=== Begin Enclosure ===

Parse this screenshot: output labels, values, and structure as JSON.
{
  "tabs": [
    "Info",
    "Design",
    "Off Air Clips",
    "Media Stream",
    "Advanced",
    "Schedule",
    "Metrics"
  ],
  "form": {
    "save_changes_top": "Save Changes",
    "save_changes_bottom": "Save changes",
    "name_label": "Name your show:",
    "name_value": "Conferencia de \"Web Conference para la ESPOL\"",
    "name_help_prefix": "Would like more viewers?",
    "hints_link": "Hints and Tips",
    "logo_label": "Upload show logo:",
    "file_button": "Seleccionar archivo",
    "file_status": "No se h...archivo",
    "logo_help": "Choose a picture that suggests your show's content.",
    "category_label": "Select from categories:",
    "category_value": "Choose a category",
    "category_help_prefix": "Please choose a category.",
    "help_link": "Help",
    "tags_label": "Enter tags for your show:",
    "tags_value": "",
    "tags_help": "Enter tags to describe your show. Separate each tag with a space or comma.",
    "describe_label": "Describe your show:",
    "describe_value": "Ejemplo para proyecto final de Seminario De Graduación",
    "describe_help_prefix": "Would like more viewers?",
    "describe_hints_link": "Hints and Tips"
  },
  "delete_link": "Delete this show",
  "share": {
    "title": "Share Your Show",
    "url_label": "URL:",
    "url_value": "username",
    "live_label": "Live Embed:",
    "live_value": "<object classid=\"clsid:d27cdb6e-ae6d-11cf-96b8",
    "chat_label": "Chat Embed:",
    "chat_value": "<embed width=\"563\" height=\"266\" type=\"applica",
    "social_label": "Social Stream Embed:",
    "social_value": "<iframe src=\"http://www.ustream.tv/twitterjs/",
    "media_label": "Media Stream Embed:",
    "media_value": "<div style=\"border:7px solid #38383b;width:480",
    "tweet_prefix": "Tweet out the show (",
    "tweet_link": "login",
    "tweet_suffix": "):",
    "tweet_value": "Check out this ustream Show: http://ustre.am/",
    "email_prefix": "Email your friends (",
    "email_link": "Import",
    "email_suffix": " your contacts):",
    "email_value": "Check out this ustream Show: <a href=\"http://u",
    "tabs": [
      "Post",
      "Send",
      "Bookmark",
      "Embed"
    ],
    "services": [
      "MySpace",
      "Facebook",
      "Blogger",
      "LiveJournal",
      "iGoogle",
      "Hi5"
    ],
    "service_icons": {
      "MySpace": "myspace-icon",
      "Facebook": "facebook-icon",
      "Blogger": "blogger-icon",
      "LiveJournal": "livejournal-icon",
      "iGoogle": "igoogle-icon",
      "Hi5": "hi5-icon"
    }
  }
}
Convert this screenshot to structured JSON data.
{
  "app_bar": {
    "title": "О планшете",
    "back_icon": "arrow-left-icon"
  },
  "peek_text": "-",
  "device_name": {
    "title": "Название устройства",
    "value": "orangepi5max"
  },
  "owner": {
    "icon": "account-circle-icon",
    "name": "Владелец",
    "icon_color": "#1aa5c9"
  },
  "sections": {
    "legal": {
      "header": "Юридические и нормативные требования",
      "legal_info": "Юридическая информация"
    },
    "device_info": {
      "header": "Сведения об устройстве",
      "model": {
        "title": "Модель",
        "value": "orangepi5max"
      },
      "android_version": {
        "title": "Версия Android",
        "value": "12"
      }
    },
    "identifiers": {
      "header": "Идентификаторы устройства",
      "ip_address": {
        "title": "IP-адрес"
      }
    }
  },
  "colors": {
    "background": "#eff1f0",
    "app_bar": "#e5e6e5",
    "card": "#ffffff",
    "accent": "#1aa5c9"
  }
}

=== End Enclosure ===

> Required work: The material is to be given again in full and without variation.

> Answer below:
Parse this screenshot: output labels, values, and structure as JSON.
{
  "tabs": [
    "Info",
    "Design",
    "Off Air Clips",
    "Media Stream",
    "Advanced",
    "Schedule",
    "Metrics"
  ],
  "form": {
    "save_changes_top": "Save Changes",
    "save_changes_bottom": "Save changes",
    "name_label": "Name your show:",
    "name_value": "Conferencia de \"Web Conference para la ESPOL\"",
    "name_help_prefix": "Would like more viewers?",
    "hints_link": "Hints and Tips",
    "logo_label": "Upload show logo:",
    "file_button": "Seleccionar archivo",
    "file_status": "No se h...archivo",
    "logo_help": "Choose a picture that suggests your show's content.",
    "category_label": "Select from categories:",
    "category_value": "Choose a category",
    "category_help_prefix": "Please choose a category.",
    "help_link": "Help",
    "tags_label": "Enter tags for your show:",
    "tags_value": "",
    "tags_help": "Enter tags to describe your show. Separate each tag with a space or comma.",
    "describe_label": "Describe your show:",
    "describe_value": "Ejemplo para proyecto final de Seminario De Graduación",
    "describe_help_prefix": "Would like more viewers?",
    "describe_hints_link": "Hints and Tips"
  },
  "delete_link": "Delete this show",
  "share": {
    "title": "Share Your Show",
    "url_label": "URL:",
    "url_value": "username",
    "live_label": "Live Embed:",
    "live_value": "<object classid=\"clsid:d27cdb6e-ae6d-11cf-96b8",
    "chat_label": "Chat Embed:",
    "chat_value": "<embed width=\"563\" height=\"266\" type=\"applica",
    "social_label": "Social Stream Embed:",
    "social_value": "<iframe src=\"http://www.ustream.tv/twitterjs/",
    "media_label": "Media Stream Embed:",
    "media_value": "<div style=\"border:7px solid #38383b;width:480",
    "tweet_prefix": "Tweet out the show (",
    "tweet_link": "login",
    "tweet_suffix": "):",
    "tweet_value": "Check out this ustream Show: http://ustre.am/",
    "email_prefix": "Email your friends (",
    "email_link": "Import",
    "email_suffix": " your contacts):",
    "email_value": "Check out this ustream Show: <a href=\"http://u",
    "tabs": [
      "Post",
      "Send",
      "Bookmark",
      "Embed"
    ],
    "services": [
      "MySpace",
      "Facebook",
      "Blogger",
      "LiveJournal",
      "iGoogle",
      "Hi5"
    ],
    "service_icons": {
      "MySpace": "myspace-icon",
      "Facebook": "facebook-icon",
      "Blogger": "blogger-icon",
      "LiveJournal": "livejournal-icon",
      "iGoogle": "igoogle-icon",
      "Hi5": "hi5-icon"
    }
  }
}
Convert this screenshot to structured JSON data.
{
  "app_bar": {
    "title": "О планшете",
    "back_icon": "arrow-left-icon"
  },
  "peek_text": "-",
  "device_name": {
    "title": "Название устройства",
    "value": "orangepi5max"
  },
  "owner": {
    "icon": "account-circle-icon",
    "name": "Владелец",
    "icon_color": "#1aa5c9"
  },
  "sections": {
    "legal": {
      "header": "Юридические и нормативные требования",
      "legal_info": "Юридическая информация"
    },
    "device_info": {
      "header": "Сведения об устройстве",
      "model": {
        "title": "Модель",
        "value": "orangepi5max"
      },
      "android_version": {
        "title": "Версия Android",
        "value": "12"
      }
    },
    "identifiers": {
      "header": "Идентификаторы устройства",
      "ip_address": {
        "title": "IP-адрес"
      }
    }
  },
  "colors": {
    "background": "#eff1f0",
    "app_bar": "#e5e6e5",
    "card": "#ffffff",
    "accent": "#1aa5c9"
  }
}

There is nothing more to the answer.